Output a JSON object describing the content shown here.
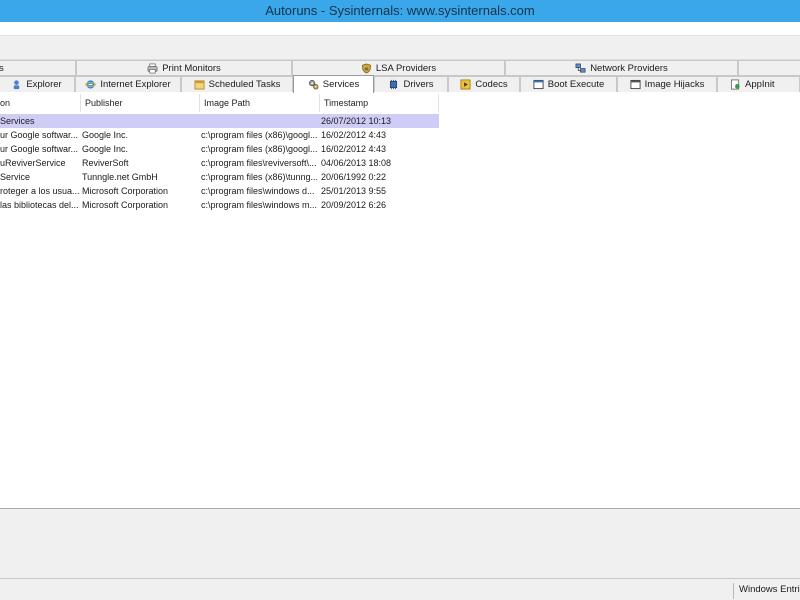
{
  "window": {
    "title": "Autoruns - Sysinternals: www.sysinternals.com"
  },
  "tabs_row1": [
    {
      "label": "s",
      "icon": "none"
    },
    {
      "label": "Print Monitors",
      "icon": "printer-icon"
    },
    {
      "label": "LSA Providers",
      "icon": "lsa-shield-icon"
    },
    {
      "label": "Network Providers",
      "icon": "network-icon"
    },
    {
      "label": "",
      "icon": "none"
    }
  ],
  "tabs_row2": [
    {
      "label": "Explorer",
      "icon": "explorer-icon"
    },
    {
      "label": "Internet Explorer",
      "icon": "internet-explorer-icon"
    },
    {
      "label": "Scheduled Tasks",
      "icon": "scheduled-tasks-icon"
    },
    {
      "label": "Services",
      "icon": "services-gear-icon",
      "active": true
    },
    {
      "label": "Drivers",
      "icon": "drivers-icon"
    },
    {
      "label": "Codecs",
      "icon": "codecs-icon"
    },
    {
      "label": "Boot Execute",
      "icon": "boot-execute-icon"
    },
    {
      "label": "Image Hijacks",
      "icon": "image-hijacks-icon"
    },
    {
      "label": "AppInit",
      "icon": "appinit-icon"
    }
  ],
  "columns": [
    "on",
    "Publisher",
    "Image Path",
    "Timestamp"
  ],
  "rows": [
    {
      "description": "Services",
      "publisher": "",
      "path": "",
      "timestamp": "26/07/2012 10:13",
      "selected": true
    },
    {
      "description": "ur Google softwar...",
      "publisher": "Google Inc.",
      "path": "c:\\program files (x86)\\googl...",
      "timestamp": "16/02/2012 4:43"
    },
    {
      "description": "ur Google softwar...",
      "publisher": "Google Inc.",
      "path": "c:\\program files (x86)\\googl...",
      "timestamp": "16/02/2012 4:43"
    },
    {
      "description": "uReviverService",
      "publisher": "ReviverSoft",
      "path": "c:\\program files\\reviversoft\\...",
      "timestamp": "04/06/2013 18:08"
    },
    {
      "description": "Service",
      "publisher": "Tunngle.net GmbH",
      "path": "c:\\program files (x86)\\tunng...",
      "timestamp": "20/06/1992 0:22"
    },
    {
      "description": "roteger a los usua...",
      "publisher": "Microsoft Corporation",
      "path": "c:\\program files\\windows d...",
      "timestamp": "25/01/2013 9:55"
    },
    {
      "description": "las bibliotecas del...",
      "publisher": "Microsoft Corporation",
      "path": "c:\\program files\\windows m...",
      "timestamp": "20/09/2012 6:26"
    }
  ],
  "status": {
    "text": "Windows Entrie"
  },
  "colors": {
    "titlebar": "#3aa7ea",
    "selection": "#cdcdf5",
    "chrome": "#f0f0f0"
  }
}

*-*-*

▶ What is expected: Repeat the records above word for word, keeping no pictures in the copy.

▶ Your response:
Output a JSON object describing the content shown here.
{
  "window": {
    "title": "Autoruns - Sysinternals: www.sysinternals.com"
  },
  "tabs_row1": [
    {
      "label": "s",
      "icon": "none"
    },
    {
      "label": "Print Monitors",
      "icon": "printer-icon"
    },
    {
      "label": "LSA Providers",
      "icon": "lsa-shield-icon"
    },
    {
      "label": "Network Providers",
      "icon": "network-icon"
    },
    {
      "label": "",
      "icon": "none"
    }
  ],
  "tabs_row2": [
    {
      "label": "Explorer",
      "icon": "explorer-icon"
    },
    {
      "label": "Internet Explorer",
      "icon": "internet-explorer-icon"
    },
    {
      "label": "Scheduled Tasks",
      "icon": "scheduled-tasks-icon"
    },
    {
      "label": "Services",
      "icon": "services-gear-icon",
      "active": true
    },
    {
      "label": "Drivers",
      "icon": "drivers-icon"
    },
    {
      "label": "Codecs",
      "icon": "codecs-icon"
    },
    {
      "label": "Boot Execute",
      "icon": "boot-execute-icon"
    },
    {
      "label": "Image Hijacks",
      "icon": "image-hijacks-icon"
    },
    {
      "label": "AppInit",
      "icon": "appinit-icon"
    }
  ],
  "columns": [
    "on",
    "Publisher",
    "Image Path",
    "Timestamp"
  ],
  "rows": [
    {
      "description": "Services",
      "publisher": "",
      "path": "",
      "timestamp": "26/07/2012 10:13",
      "selected": true
    },
    {
      "description": "ur Google softwar...",
      "publisher": "Google Inc.",
      "path": "c:\\program files (x86)\\googl...",
      "timestamp": "16/02/2012 4:43"
    },
    {
      "description": "ur Google softwar...",
      "publisher": "Google Inc.",
      "path": "c:\\program files (x86)\\googl...",
      "timestamp": "16/02/2012 4:43"
    },
    {
      "description": "uReviverService",
      "publisher": "ReviverSoft",
      "path": "c:\\program files\\reviversoft\\...",
      "timestamp": "04/06/2013 18:08"
    },
    {
      "description": "Service",
      "publisher": "Tunngle.net GmbH",
      "path": "c:\\program files (x86)\\tunng...",
      "timestamp": "20/06/1992 0:22"
    },
    {
      "description": "roteger a los usua...",
      "publisher": "Microsoft Corporation",
      "path": "c:\\program files\\windows d...",
      "timestamp": "25/01/2013 9:55"
    },
    {
      "description": "las bibliotecas del...",
      "publisher": "Microsoft Corporation",
      "path": "c:\\program files\\windows m...",
      "timestamp": "20/09/2012 6:26"
    }
  ],
  "status": {
    "text": "Windows Entrie"
  },
  "colors": {
    "titlebar": "#3aa7ea",
    "selection": "#cdcdf5",
    "chrome": "#f0f0f0"
  }
}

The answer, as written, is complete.